Prompt :: Write every record out again exactly as shown below.

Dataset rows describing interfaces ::
※ ※ ※

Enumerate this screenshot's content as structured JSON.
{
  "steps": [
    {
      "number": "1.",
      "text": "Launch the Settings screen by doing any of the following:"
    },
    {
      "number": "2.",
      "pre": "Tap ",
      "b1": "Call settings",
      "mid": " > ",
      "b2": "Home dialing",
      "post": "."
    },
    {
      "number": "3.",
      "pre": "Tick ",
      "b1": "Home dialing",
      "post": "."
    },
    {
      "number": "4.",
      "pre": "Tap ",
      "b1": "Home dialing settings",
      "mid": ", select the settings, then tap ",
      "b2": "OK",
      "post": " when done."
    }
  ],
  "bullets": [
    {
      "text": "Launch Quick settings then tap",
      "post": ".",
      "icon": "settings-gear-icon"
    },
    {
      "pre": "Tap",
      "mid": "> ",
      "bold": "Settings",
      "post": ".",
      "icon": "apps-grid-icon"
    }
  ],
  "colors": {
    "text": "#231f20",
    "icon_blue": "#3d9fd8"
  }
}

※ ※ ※

Written solution ::
Enumerate this screenshot's content as structured JSON.
{
  "steps": [
    {
      "number": "1.",
      "text": "Launch the Settings screen by doing any of the following:"
    },
    {
      "number": "2.",
      "pre": "Tap ",
      "b1": "Call settings",
      "mid": " > ",
      "b2": "Home dialing",
      "post": "."
    },
    {
      "number": "3.",
      "pre": "Tick ",
      "b1": "Home dialing",
      "post": "."
    },
    {
      "number": "4.",
      "pre": "Tap ",
      "b1": "Home dialing settings",
      "mid": ", select the settings, then tap ",
      "b2": "OK",
      "post": " when done."
    }
  ],
  "bullets": [
    {
      "text": "Launch Quick settings then tap",
      "post": ".",
      "icon": "settings-gear-icon"
    },
    {
      "pre": "Tap",
      "mid": "> ",
      "bold": "Settings",
      "post": ".",
      "icon": "apps-grid-icon"
    }
  ],
  "colors": {
    "text": "#231f20",
    "icon_blue": "#3d9fd8"
  }
}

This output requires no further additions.